_WORK REQUEST_: Pictures must be dropped from the copy of the entries below; all else is returned exactly.
####
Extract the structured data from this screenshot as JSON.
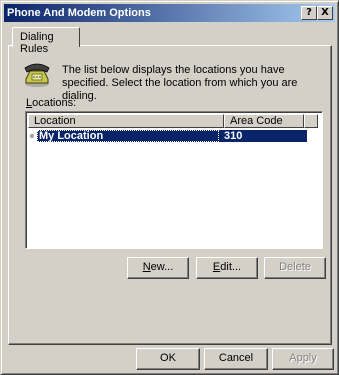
{
  "window": {
    "title": "Phone And Modem Options",
    "help_button": "?",
    "close_button": "X"
  },
  "tabs": [
    {
      "label": "Dialing Rules"
    }
  ],
  "main": {
    "description": "The list below displays the locations you have specified. Select the location from which you are dialing.",
    "locations_label_accel": "L",
    "locations_label_rest": "ocations:",
    "icon": "phone-icon"
  },
  "list": {
    "columns": [
      "Location",
      "Area Code"
    ],
    "rows": [
      {
        "location": "My Location",
        "area_code": "310",
        "selected": true
      }
    ]
  },
  "list_buttons": {
    "new_accel": "N",
    "new_rest": "ew...",
    "edit_accel": "E",
    "edit_rest": "dit...",
    "delete_label": "Delete"
  },
  "footer": {
    "ok_label": "OK",
    "cancel_label": "Cancel",
    "apply_label": "Apply"
  },
  "colors": {
    "titlebar_start": "#0a246a",
    "titlebar_end": "#a6caf0",
    "selection": "#0a246a",
    "face": "#d4d0c8"
  }
}
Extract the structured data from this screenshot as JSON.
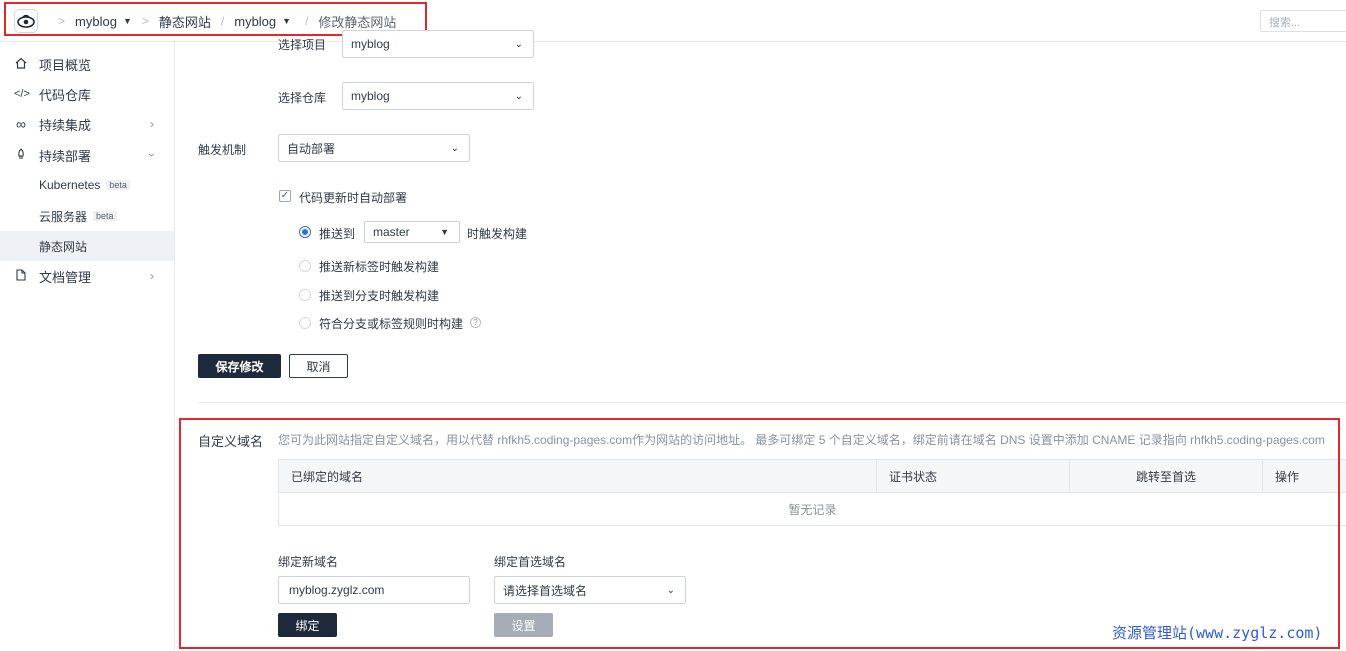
{
  "topbar": {
    "crumbs": [
      "myblog",
      "静态网站",
      "myblog",
      "修改静态网站"
    ],
    "search_placeholder": "搜索..."
  },
  "sidebar": {
    "items": [
      {
        "icon": "home-icon",
        "label": "项目概览"
      },
      {
        "icon": "code-icon",
        "label": "代码仓库"
      },
      {
        "icon": "infinity-icon",
        "label": "持续集成"
      },
      {
        "icon": "rocket-icon",
        "label": "持续部署"
      },
      {
        "label": "Kubernetes",
        "badge": "beta"
      },
      {
        "label": "云服务器",
        "badge": "beta"
      },
      {
        "label": "静态网站"
      },
      {
        "icon": "document-icon",
        "label": "文档管理"
      }
    ]
  },
  "form": {
    "project_label": "选择项目",
    "project_value": "myblog",
    "repo_label": "选择仓库",
    "repo_value": "myblog",
    "trigger_label": "触发机制",
    "trigger_value": "自动部署",
    "auto_deploy_checkbox": "代码更新时自动部署",
    "push_to_label": "推送到",
    "branch_value": "master",
    "push_suffix": "时触发构建",
    "option_tag": "推送新标签时触发构建",
    "option_branch": "推送到分支时触发构建",
    "option_rule": "符合分支或标签规则时构建",
    "save_button": "保存修改",
    "cancel_button": "取消"
  },
  "domain": {
    "section_label": "自定义域名",
    "description": "您可为此网站指定自定义域名，用以代替 rhfkh5.coding-pages.com作为网站的访问地址。 最多可绑定 5 个自定义域名，绑定前请在域名 DNS 设置中添加 CNAME 记录指向 rhfkh5.coding-pages.com",
    "table_headers": [
      "已绑定的域名",
      "证书状态",
      "跳转至首选",
      "操作"
    ],
    "empty_text": "暂无记录",
    "bind_new_label": "绑定新域名",
    "bind_new_value": "myblog.zyglz.com",
    "preferred_label": "绑定首选域名",
    "preferred_placeholder": "请选择首选域名",
    "bind_button": "绑定",
    "set_button": "设置"
  },
  "watermark": "资源管理站(www.zyglz.com)",
  "colors": {
    "highlight": "#e02a2a",
    "primary_dark": "#1e2a3c",
    "accent": "#2e6be6"
  }
}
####
_ANSWER FOR THE TASK_:
Extract the structured data from this screenshot as JSON.
{
  "window": {
    "title": "Phone And Modem Options",
    "help_button": "?",
    "close_button": "X"
  },
  "tabs": [
    {
      "label": "Dialing Rules"
    }
  ],
  "main": {
    "description": "The list below displays the locations you have specified. Select the location from which you are dialing.",
    "locations_label_accel": "L",
    "locations_label_rest": "ocations:",
    "icon": "phone-icon"
  },
  "list": {
    "columns": [
      "Location",
      "Area Code"
    ],
    "rows": [
      {
        "location": "My Location",
        "area_code": "310",
        "selected": true
      }
    ]
  },
  "list_buttons": {
    "new_accel": "N",
    "new_rest": "ew...",
    "edit_accel": "E",
    "edit_rest": "dit...",
    "delete_label": "Delete"
  },
  "footer": {
    "ok_label": "OK",
    "cancel_label": "Cancel",
    "apply_label": "Apply"
  },
  "colors": {
    "titlebar_start": "#0a246a",
    "titlebar_end": "#a6caf0",
    "selection": "#0a246a",
    "face": "#d4d0c8"
  }
}
Extract the structured data from this screenshot as JSON.
{
  "topbar": {
    "crumbs": [
      "myblog",
      "静态网站",
      "myblog",
      "修改静态网站"
    ],
    "search_placeholder": "搜索..."
  },
  "sidebar": {
    "items": [
      {
        "icon": "home-icon",
        "label": "项目概览"
      },
      {
        "icon": "code-icon",
        "label": "代码仓库"
      },
      {
        "icon": "infinity-icon",
        "label": "持续集成"
      },
      {
        "icon": "rocket-icon",
        "label": "持续部署"
      },
      {
        "label": "Kubernetes",
        "badge": "beta"
      },
      {
        "label": "云服务器",
        "badge": "beta"
      },
      {
        "label": "静态网站"
      },
      {
        "icon": "document-icon",
        "label": "文档管理"
      }
    ]
  },
  "form": {
    "project_label": "选择项目",
    "project_value": "myblog",
    "repo_label": "选择仓库",
    "repo_value": "myblog",
    "trigger_label": "触发机制",
    "trigger_value": "自动部署",
    "auto_deploy_checkbox": "代码更新时自动部署",
    "push_to_label": "推送到",
    "branch_value": "master",
    "push_suffix": "时触发构建",
    "option_tag": "推送新标签时触发构建",
    "option_branch": "推送到分支时触发构建",
    "option_rule": "符合分支或标签规则时构建",
    "save_button": "保存修改",
    "cancel_button": "取消"
  },
  "domain": {
    "section_label": "自定义域名",
    "description": "您可为此网站指定自定义域名，用以代替 rhfkh5.coding-pages.com作为网站的访问地址。 最多可绑定 5 个自定义域名，绑定前请在域名 DNS 设置中添加 CNAME 记录指向 rhfkh5.coding-pages.com",
    "table_headers": [
      "已绑定的域名",
      "证书状态",
      "跳转至首选",
      "操作"
    ],
    "empty_text": "暂无记录",
    "bind_new_label": "绑定新域名",
    "bind_new_value": "myblog.zyglz.com",
    "preferred_label": "绑定首选域名",
    "preferred_placeholder": "请选择首选域名",
    "bind_button": "绑定",
    "set_button": "设置"
  },
  "watermark": "资源管理站(www.zyglz.com)",
  "colors": {
    "highlight": "#e02a2a",
    "primary_dark": "#1e2a3c",
    "accent": "#2e6be6"
  }
}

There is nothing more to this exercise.